Take for example traditional team meetings, a managerial ritual par excellence. For the same manifest function (a monthly review of a team’s activity), very different latent functions and values can be expressed can be expressed: customer culture, quality and/or products, focus on results, camaraderie, listening, boldness, etc. And it depends on a large number of parameters, such as the place where the meeting is held and how each participant is sitting (round a desk, in the cafeteria, in a neutral space, etc.), the staging of the meeting, the content of topics discussed, the way they are discussed.

Consequently, it is easy to imagine the potential power of rites and rituals in shaping and developing a corporate culture, a power that is all the greater because they concern a large number of potential levers for engagement at the same time (purpose and culture, self-improvement, recognition, the link between individual performance and collective performance, relations with one’s manager, etc.), they are based on the active participation of as many people as possible, and they make it possible to bring the company and its behaviours to life concretely.

This was the option taken by Capgemini with its Business Rituals, for which we were fortunate to be able to assist in the rollout.

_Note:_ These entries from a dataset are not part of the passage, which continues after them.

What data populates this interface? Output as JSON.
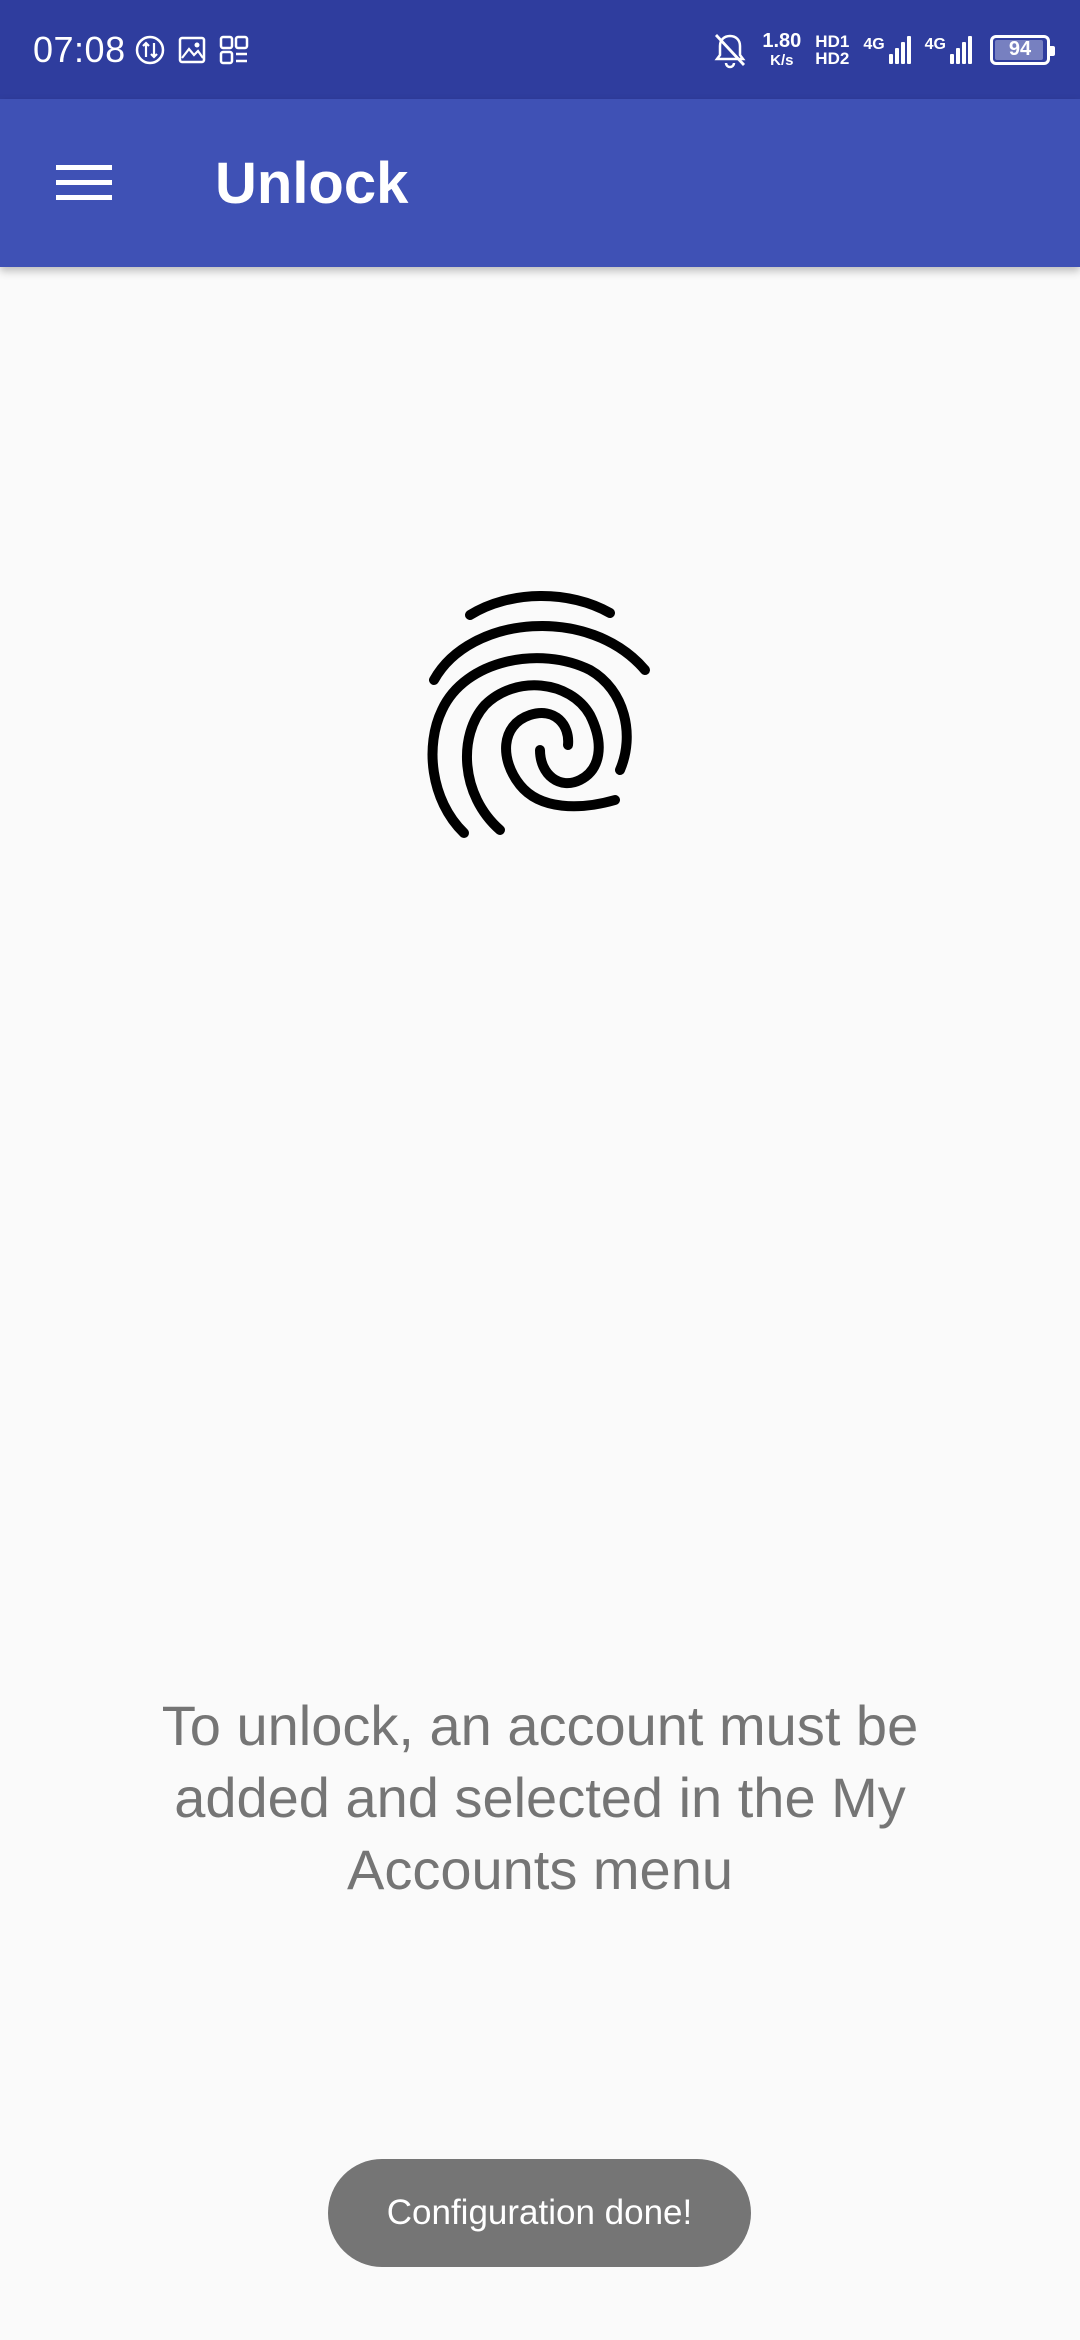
{
  "status_bar": {
    "time": "07:08",
    "net_speed_value": "1.80",
    "net_speed_unit": "K/s",
    "hd1": "HD1",
    "hd2": "HD2",
    "sim1_type": "4G",
    "sim2_type": "4G",
    "battery_level": "94"
  },
  "app_bar": {
    "title": "Unlock",
    "menu_icon": "hamburger-menu-icon"
  },
  "main": {
    "icon": "fingerprint-icon",
    "message": "To unlock, an account must be added and selected in the My Accounts menu"
  },
  "toast": {
    "text": "Configuration done!"
  },
  "colors": {
    "status_bar": "#2f3d9e",
    "app_bar": "#3f51b5",
    "background": "#fafafa",
    "message_text": "#757575",
    "toast_bg": "#757575"
  }
}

The starting-point was an observation of the difficulty of “aligning” 200,000 employees spread over 40 countries over key behaviours (to simplify: customer orientation, discipline and collaboration). This resulted in a certain number of business-oriented rituals with relatively evocative names (Pit Stop, Power Launch, Cap 360), successfully rolled out around the world. Beyond the expected deliverables, these collective and symbolic moments, heavily scripted, really do constitute managerial innovations which make it possible to physically root the target behaviours in the employees’ day-to-day lives (to explore this topic further, see the excellent articles by Pierre Hessler on his LinkedIn page: https://www.linkedin.com/in/pierre-hessler-14958914/detail/recent-activity/posts/).

But transforming a company’s rites and rituals should not be taken lightly, even if it is possible to envisage a “test and learn” approach.

Indeed:

  • discontinuing or transforming certain rituals can throw some employees off-balance, particularly, particularly if their latent function is difficult to evaluate;
  • creating new rituals can fall flat, if they don’t appear to be useful (manifest function), if they create too violent a culture gap between the current culture and the desired culture (latent function), or if those responsible for running them, managers as a general rule, have not bought into them and feel uneasy running them.

The question deserves a fully structured approach.

From the analysis of a company’s rites and rituals – their manifest and latent functions, what they reveal of the company’s culture and behaviours, etc. – through to being tested and implemented, including the design of new rituals through co-creation with key stakeholders, the various steps must be respected in order to make rituals into genuine drivers of cultural change.

Meet Stanislas Haquet, Associate director at Angie Engage